  9. 9.
    SYNLIB (SYNthesis LIBrary), Distributed Chemical Graphics Inc., Meadowbank, PA.Google Scholar
  10. 10.
    D. F. Chodosh (1986), “Synthesis Library” pp. 118–145. in “Modern Approaches to Chemical Reaction Searching”, P. Willet Ed., Gower Publishing, Brookfield V.T.Google Scholar
  11. 11.
    E. J. Corey, A. K. Long & S. D. Rubenstien (1995), “Computer-Assisted Analysis in Organic Synthesis”, Science, 228, 408.Google Scholar
  12. 12.
    E. J. Corey (1971), “Computer-Assisted Analysis of Complex Synthetic Problems”, Quart. Rev. Chem. Soc. 25, 455.Google Scholar
  13. 13.
    D. H. Pensak & E. J. Corey (1977), “Computer Assisted Organic Synthesis”, ACS Symp. Ser. 62, 1–32, 1977Google Scholar
  14. 14.
    J. Bauer (1989), “IGOR2, a Program for Generating New Reactions and Molecular Structures”, Tetrahedron Comput. Methodol. 2, 269.Google Scholar
  15. 15.
    W. L. Jorgensen, E. R. Laird, A. J. Gushurst, J. M. Fleischer, S. A. Gother, H. E. Helson, G. D. Paderes & S. Sinclair (1990), “CAMEO: a Program for the Logical Prediction of the Products of Organic Reactions”, Pure Appl. Chem. 62, 1921.Google Scholar
  16. 16.
    J. B. Hendrickson (1990), “The Use of Computers for Synthetic Planning”, Angew. Chem. 102, 1328.Google Scholar
  17. 17.
    N. R. Franks, N. Gomez, S. Goss, J. L. Deneubourg (1991), “The Blind Leading the Blind in Army Ant Raid Patterns: Testing the Model of Self-Organisation”, Journal of Insect Behaviour, Volume 4, no.5.Google Scholar
  18. 18.
    M.Dorigo, L.M.Gamdardella (1995) “Ant-Q: A Reinforcement Learning Approach to Combinatorial Optimisation”, Technical Report IRIDIA/95-01, Universite Libre de Bruxelles, Belgium.Google Scholar
  19. 19.
    P. J. Courtois, “On Line and Space Decomposition of Complex Structures”, Comm. of the ACM, Volume 28, no.6.Google Scholar
  20. 20.
    F. Glover & M. Laguna (1993), Tabu Search, Chapter 3 in “Modern Heuristic Techniques”, Blackwell Scientific, Oxford.Google Scholar
  21. 21.
    D.E. Goldberg, “Genetic Algorithms in Search, Optimisation and Machine Learning”, Addison-Wesley, Reading, MA.Google Scholar

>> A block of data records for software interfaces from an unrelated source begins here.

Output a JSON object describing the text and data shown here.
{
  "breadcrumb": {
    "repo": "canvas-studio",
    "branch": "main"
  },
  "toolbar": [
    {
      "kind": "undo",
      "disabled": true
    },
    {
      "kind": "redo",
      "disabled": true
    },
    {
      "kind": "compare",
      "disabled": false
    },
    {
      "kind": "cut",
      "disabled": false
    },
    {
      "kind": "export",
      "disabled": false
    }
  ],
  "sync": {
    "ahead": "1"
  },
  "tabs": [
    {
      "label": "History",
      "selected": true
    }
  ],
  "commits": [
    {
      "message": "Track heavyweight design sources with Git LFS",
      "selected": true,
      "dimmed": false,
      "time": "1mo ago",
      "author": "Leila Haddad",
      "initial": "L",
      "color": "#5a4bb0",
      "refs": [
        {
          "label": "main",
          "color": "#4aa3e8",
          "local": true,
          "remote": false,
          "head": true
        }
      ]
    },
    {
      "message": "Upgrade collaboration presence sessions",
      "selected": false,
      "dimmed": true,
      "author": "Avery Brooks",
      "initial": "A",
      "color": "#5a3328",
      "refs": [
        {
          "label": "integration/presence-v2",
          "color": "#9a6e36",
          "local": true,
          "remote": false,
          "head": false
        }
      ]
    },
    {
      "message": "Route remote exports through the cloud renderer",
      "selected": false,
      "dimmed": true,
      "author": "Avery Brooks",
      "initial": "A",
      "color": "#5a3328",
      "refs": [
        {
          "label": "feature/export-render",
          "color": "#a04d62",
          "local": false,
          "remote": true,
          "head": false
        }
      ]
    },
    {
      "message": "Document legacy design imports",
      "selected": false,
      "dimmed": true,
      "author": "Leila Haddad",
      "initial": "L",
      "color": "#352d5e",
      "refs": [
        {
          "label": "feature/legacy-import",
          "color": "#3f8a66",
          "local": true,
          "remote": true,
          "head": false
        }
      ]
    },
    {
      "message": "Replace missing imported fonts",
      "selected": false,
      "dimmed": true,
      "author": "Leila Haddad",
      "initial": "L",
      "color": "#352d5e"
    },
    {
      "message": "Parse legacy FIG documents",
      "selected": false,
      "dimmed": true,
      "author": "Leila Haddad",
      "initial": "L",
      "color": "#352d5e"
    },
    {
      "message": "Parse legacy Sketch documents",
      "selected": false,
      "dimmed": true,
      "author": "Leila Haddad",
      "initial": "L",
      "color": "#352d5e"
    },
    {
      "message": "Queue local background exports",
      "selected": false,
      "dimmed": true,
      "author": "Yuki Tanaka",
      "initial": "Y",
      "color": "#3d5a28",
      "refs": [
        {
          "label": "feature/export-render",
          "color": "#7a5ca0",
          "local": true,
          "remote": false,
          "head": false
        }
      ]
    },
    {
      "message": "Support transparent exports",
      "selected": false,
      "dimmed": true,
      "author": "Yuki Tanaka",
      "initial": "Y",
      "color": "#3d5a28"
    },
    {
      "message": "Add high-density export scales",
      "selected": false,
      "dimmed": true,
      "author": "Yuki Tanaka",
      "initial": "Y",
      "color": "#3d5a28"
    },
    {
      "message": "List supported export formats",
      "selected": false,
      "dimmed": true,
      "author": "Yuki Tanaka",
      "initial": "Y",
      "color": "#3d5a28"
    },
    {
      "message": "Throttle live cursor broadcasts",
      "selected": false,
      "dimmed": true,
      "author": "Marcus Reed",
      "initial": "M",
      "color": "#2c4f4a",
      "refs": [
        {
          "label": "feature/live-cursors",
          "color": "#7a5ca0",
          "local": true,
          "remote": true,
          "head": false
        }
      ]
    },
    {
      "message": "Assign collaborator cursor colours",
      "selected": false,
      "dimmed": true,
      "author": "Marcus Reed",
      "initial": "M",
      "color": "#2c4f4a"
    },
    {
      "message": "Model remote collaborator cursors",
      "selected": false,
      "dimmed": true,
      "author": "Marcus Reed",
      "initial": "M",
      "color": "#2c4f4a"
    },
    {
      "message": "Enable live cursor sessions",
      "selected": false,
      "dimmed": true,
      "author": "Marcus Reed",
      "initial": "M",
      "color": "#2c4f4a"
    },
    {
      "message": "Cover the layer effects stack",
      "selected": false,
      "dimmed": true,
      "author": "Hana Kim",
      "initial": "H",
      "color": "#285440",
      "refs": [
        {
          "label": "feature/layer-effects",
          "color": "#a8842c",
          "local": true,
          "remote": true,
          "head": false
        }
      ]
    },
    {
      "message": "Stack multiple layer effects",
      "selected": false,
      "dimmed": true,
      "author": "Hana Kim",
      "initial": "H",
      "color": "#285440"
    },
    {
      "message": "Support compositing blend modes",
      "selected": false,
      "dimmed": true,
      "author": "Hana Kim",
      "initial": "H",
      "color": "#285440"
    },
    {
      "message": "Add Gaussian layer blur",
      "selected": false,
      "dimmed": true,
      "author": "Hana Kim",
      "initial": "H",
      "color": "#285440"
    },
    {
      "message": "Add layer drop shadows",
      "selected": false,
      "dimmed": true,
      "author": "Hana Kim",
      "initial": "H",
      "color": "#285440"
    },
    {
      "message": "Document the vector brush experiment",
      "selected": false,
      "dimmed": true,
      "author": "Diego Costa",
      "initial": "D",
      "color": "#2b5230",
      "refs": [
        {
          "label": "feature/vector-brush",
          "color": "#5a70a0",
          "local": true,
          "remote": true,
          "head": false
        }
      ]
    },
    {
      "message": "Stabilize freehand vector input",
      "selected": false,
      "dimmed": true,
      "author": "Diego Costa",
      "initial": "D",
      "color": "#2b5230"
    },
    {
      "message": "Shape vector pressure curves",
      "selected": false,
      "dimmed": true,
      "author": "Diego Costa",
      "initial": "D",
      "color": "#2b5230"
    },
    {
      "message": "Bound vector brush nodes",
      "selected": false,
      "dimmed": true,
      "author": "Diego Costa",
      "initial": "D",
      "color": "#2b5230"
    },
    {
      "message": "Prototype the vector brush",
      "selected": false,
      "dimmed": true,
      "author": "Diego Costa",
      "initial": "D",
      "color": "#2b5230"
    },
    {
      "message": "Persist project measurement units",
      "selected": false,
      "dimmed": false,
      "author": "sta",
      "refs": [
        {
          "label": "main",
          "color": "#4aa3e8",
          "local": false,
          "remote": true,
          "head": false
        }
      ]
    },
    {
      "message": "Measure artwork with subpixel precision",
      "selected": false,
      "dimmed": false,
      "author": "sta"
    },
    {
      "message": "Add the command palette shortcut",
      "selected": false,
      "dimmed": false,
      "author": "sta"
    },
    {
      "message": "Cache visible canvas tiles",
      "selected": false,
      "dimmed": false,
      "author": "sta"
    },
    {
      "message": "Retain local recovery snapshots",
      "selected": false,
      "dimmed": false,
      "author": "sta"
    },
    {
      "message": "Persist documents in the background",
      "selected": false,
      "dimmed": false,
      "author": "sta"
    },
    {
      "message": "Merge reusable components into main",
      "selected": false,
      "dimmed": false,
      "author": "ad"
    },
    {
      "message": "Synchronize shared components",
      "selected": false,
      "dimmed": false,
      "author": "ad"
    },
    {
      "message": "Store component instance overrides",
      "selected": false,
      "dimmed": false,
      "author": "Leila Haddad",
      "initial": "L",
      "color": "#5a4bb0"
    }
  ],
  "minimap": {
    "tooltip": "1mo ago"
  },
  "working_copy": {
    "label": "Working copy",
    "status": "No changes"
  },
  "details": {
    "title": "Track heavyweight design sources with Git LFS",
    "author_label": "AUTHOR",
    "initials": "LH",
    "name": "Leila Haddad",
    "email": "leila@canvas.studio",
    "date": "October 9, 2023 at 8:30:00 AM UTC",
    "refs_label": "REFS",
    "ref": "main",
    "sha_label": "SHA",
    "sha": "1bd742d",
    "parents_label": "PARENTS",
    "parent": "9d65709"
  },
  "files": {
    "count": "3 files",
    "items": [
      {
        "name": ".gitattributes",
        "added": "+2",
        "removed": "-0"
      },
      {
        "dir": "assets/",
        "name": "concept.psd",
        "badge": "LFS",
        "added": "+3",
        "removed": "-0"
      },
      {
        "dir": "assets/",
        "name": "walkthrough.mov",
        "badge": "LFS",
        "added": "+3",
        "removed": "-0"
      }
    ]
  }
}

Copyright information

© Springer-Verlag Berlin Heidelberg 1996

Authors and Affiliations

  • Hugh M. Cartwright
    • 1
  • Julie A. Hopkins
    • 2
  1. 1.Physical and Theoretical Chemistry LaboratoryOxford UniversityOxfordUK
  2. 2.Defence Research AgencyMalvernUK

Personalised recommendations